I had a strange dream last night. I was falling down a flight of stairs, and then the stairs opened up to a great sky. There were stars that twinkled like America's eyes, and the clouds were as fluffy as Canada's hair. I wasn't falling anymore. I think I was floating. The sun was warm, and I wasn't cold anymore.

And then you came, and wrapped a scarf around my eyes, and I fell from the sky and landed in snow. I couldn't see. My scarf got tangled up in thorns of bright orange flowers, and I choked.


America, wait –

But he doesn't listen, and walks away.

Canada is turned in the other direction, and doesn't hear England's calls.

France smirks. France hears. France sees. France knows.

Bring them back! He wants to call out, to scream.

Nothing comes out of his throat.

France grins so wide almost all of his teeth show.

Canada and America are not mine.

England cries, and this time, he can hear his own shame ripping out of his mouth.


He had left.


The sky is blue. This is what keeps him sane. The sky is blue. The grass is green. My eyes are green, too. My hands are grey. The sky is grey too, right? No, the sky is blue. My fingers are blue. My nose is red. Red like fire. Fire burns. So does ice.

What colour is ice?


There is a painted picture on England's desk. The frame's wood is chipped and faded, and the glass is cracked, and by the look of it, hastily repaired with tape. The painting is of a little boy, all grown up now, his eyes twinkling like stars in the night. There is also a man in it, now long gone, his smile as wide as the sky. The desk is untouched and covered in dust, as though someone had not gone near it in a long time.

He had left. And he was never ever coming back.

For the historical notes I looked up prior to this (I apologize in advance if there is anything wrong. I tried very hard not to look at the Wikipedia web page, as it is unreliable):

1. Painted Pictures. The first photograph was invented in 1827 by Joseph Nicephore Niepce (not counting the pinhole camera, which was invented in about 1000 AD). I think England would have taken the time to make arrangements for one good painting of him and America.
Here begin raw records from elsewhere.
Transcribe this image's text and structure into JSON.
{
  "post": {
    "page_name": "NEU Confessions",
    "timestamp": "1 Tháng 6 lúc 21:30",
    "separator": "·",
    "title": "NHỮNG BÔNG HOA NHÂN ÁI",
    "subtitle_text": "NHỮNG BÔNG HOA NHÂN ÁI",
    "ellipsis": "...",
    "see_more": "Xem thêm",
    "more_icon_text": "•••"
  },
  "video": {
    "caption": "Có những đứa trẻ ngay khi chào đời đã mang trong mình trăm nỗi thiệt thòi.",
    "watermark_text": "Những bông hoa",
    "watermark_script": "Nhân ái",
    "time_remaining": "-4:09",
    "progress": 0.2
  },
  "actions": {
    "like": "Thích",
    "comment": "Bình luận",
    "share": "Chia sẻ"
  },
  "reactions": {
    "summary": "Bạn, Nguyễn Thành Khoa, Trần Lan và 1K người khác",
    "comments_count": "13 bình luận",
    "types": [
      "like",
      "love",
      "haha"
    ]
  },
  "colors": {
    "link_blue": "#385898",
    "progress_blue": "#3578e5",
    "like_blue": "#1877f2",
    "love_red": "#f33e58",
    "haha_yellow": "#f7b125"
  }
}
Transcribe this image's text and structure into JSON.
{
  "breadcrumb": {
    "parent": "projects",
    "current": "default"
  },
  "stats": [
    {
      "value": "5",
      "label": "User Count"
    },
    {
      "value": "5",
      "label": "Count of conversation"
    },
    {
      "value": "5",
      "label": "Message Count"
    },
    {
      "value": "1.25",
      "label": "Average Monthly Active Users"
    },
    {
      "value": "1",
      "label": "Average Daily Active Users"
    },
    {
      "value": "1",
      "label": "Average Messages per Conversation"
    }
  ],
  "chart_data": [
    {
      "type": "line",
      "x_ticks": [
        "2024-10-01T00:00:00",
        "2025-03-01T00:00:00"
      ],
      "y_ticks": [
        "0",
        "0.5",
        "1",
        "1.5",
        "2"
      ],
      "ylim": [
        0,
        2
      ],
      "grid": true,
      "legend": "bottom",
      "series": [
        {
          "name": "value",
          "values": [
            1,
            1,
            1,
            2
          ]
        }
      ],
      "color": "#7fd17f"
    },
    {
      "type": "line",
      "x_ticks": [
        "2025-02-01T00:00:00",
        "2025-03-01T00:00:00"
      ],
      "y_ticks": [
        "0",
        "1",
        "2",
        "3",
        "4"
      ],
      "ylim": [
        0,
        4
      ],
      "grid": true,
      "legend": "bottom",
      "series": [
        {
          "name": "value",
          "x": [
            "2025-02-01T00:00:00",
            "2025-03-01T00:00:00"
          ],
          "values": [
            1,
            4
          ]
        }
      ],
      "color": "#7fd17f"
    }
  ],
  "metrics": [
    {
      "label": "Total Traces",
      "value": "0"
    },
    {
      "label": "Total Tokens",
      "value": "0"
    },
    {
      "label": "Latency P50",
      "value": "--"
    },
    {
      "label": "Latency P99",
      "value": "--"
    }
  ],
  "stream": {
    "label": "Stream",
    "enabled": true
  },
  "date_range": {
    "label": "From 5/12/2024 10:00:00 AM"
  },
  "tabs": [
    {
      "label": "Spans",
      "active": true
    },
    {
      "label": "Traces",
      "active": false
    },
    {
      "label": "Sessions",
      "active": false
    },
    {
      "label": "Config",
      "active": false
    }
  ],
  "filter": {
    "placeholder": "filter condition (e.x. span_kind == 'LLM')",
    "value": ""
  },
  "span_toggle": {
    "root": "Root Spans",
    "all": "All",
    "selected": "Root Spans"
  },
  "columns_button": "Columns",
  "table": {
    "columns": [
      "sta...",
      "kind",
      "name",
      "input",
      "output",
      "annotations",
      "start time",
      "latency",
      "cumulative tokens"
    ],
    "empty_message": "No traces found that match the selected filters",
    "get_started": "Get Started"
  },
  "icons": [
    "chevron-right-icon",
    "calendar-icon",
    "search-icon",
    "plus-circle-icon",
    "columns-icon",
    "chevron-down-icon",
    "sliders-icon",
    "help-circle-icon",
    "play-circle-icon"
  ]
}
2. About France leaving. France had sailed to America and made a settlement a few years before the British had set foot there – somewhere near Florida, I believe.

3. France handing Canada over to England. After the Seven Years War, shortly before the American Revolution, France had signed the Treaty of Paris, leaving almost all of its territory to England, who, for the most part, left Canada alone.